Younger Heroes and Heroines of fantasy are very often prepared for their coming tasks by the teachings of a mentor. Merlin is the Underlier for most Wizard mentors, and fills this role for Arthur in T H White's The Sword in the Stone (1938). Gandalf in J R R Tolkien's The Lord of the Rings (1954-1955) indicates the paths his hobbit charges must follow, and is then separated from them by turns of Story: heroes cannot remain tied to their mentor's apron-strings.
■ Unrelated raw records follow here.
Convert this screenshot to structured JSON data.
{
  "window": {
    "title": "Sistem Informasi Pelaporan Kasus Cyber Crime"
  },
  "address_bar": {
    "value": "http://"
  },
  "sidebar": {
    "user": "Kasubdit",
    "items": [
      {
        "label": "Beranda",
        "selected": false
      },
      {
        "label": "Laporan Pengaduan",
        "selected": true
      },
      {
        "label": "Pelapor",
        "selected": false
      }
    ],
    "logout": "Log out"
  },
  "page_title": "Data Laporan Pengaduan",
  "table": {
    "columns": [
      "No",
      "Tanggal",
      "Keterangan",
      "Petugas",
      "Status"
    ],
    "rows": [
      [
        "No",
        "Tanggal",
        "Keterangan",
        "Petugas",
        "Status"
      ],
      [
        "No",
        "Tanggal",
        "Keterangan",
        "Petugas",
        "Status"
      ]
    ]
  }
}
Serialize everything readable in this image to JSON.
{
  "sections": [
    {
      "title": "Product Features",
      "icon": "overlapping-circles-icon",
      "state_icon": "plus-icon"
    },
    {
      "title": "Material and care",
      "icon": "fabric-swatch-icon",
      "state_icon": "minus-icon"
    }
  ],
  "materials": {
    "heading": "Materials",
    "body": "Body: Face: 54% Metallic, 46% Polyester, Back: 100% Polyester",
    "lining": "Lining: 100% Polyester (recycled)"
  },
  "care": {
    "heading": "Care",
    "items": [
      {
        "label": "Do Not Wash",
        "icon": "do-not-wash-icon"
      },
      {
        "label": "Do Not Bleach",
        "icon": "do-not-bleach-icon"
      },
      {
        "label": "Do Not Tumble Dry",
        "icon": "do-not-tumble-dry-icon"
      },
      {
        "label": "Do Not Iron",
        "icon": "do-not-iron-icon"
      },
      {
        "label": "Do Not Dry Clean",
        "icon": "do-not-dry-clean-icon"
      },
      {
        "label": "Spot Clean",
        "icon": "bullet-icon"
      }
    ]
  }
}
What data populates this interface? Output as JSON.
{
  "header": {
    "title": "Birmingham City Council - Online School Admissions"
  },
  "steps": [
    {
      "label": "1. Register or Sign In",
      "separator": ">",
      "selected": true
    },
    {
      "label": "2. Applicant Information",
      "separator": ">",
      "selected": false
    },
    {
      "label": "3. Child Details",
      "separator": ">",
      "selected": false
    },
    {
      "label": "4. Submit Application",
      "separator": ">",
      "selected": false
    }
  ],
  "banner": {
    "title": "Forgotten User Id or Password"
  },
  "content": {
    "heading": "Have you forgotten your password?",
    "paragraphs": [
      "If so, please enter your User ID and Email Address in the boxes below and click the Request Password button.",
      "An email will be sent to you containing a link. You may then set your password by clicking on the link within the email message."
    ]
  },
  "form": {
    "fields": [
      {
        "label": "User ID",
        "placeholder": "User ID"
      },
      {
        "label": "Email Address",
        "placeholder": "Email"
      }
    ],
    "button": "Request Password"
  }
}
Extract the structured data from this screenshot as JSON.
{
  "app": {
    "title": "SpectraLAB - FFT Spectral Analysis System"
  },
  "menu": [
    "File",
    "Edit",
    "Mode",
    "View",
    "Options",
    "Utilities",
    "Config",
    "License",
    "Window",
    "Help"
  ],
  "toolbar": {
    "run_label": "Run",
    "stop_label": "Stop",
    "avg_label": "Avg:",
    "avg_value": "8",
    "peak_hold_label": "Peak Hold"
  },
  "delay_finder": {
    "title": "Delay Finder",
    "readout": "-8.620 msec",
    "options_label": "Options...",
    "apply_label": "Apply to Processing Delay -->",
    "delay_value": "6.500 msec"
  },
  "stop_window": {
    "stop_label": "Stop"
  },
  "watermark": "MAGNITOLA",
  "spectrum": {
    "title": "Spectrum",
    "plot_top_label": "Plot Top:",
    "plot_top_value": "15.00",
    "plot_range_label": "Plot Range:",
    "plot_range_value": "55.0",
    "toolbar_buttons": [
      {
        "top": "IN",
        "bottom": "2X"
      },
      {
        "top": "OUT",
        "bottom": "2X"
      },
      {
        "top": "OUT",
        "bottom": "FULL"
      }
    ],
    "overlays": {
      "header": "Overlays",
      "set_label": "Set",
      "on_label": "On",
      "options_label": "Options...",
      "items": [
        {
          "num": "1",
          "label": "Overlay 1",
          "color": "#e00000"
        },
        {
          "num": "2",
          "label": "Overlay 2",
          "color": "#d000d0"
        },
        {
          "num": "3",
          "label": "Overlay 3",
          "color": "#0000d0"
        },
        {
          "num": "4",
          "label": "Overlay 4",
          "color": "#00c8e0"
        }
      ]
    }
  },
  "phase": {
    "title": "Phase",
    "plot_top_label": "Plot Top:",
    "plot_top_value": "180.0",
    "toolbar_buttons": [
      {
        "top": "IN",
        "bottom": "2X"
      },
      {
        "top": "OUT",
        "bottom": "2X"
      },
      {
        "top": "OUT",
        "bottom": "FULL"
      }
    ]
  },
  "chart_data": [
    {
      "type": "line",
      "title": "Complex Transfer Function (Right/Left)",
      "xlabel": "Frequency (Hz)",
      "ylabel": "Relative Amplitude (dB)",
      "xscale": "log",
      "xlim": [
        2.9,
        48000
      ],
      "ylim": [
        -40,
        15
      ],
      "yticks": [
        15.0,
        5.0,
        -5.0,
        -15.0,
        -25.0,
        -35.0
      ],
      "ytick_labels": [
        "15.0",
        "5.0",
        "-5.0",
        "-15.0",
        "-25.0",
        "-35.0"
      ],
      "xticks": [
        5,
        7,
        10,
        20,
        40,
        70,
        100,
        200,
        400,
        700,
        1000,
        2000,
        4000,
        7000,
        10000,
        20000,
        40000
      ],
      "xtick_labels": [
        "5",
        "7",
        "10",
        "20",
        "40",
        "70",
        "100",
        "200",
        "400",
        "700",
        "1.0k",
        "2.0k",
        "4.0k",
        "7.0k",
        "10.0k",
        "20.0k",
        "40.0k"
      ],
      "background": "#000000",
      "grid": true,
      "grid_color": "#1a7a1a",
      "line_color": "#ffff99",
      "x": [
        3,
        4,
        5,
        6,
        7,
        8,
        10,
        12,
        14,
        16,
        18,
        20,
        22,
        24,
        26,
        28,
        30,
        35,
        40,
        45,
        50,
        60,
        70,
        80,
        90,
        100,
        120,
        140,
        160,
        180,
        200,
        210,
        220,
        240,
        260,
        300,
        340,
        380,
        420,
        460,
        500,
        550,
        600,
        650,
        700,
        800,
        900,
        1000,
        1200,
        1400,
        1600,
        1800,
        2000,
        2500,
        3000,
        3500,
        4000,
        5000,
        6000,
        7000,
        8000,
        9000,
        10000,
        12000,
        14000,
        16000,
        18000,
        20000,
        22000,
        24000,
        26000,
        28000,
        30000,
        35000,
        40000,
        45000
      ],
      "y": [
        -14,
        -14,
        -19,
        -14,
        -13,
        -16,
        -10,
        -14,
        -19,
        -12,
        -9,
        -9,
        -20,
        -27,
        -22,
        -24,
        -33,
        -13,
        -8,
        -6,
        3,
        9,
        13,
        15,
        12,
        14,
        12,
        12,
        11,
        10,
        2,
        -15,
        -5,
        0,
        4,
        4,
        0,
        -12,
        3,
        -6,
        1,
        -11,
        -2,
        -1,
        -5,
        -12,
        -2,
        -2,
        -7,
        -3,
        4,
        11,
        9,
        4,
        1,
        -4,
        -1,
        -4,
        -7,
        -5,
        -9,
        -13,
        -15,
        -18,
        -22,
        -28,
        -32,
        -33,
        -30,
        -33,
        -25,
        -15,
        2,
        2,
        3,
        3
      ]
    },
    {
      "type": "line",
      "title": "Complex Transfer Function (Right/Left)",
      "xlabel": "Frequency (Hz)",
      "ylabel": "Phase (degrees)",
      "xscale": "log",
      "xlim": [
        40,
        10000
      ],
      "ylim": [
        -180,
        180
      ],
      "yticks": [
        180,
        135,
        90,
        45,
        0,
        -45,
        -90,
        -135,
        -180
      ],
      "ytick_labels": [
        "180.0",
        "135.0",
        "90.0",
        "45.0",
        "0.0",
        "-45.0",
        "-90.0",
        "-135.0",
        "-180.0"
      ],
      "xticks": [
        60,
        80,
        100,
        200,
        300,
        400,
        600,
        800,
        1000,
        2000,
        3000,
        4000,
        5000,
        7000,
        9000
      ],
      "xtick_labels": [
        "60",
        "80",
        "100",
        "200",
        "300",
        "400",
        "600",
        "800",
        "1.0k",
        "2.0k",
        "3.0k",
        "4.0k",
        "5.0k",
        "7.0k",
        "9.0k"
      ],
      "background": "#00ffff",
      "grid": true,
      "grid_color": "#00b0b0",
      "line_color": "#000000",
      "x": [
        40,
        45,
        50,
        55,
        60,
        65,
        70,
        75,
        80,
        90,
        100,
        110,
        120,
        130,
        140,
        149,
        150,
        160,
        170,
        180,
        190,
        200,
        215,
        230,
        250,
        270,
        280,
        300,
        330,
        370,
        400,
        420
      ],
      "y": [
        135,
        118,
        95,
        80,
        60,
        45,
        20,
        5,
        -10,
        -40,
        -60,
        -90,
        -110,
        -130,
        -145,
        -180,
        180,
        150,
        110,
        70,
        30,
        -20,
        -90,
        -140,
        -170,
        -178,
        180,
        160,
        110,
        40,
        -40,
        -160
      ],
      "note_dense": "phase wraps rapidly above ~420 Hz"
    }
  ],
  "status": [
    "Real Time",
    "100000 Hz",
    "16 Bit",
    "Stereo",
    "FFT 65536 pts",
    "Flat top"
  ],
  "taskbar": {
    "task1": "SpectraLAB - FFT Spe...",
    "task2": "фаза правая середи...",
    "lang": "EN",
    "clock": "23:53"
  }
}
But Ged in Ursula K Le Guin's A Wizard of Earthsea (1968) is over-hasty in leaving the teacher Ogion who gave him his Name: only much later does he appreciate Ogion's Zen-like wisdom, echoing it when Ged himself becomes a mentor in The Farthest Shore (1973). The Mastersmith of Michael Scott Rohan's The Anvil of Ice (1986) exemplifies the evil mentor who trains the hero in order to exploit him. Suraklin, the disguised Dark Mage in Barbara Hambly's Antryg Windrose sequence, functions as an evil-wizard mentor. R A Macavoy's Powl in The Lens of the World (1990) is, interestingly, a natural philosopher. Pupil and mentor tend to be of the same Gender; Greg Bear varies this in The Infinity Concerto (1984), whose hero is trained by Three female half-Elves. Nonhuman mentors with a Liminal-Being flavour include Puck in Rudyard Kipling's Puck of Pook's Hill (coll 1906) and the unclassifiable Golux of James Thurber's The Thirteen Clocks (1950). [DRL]
see also: Patrons.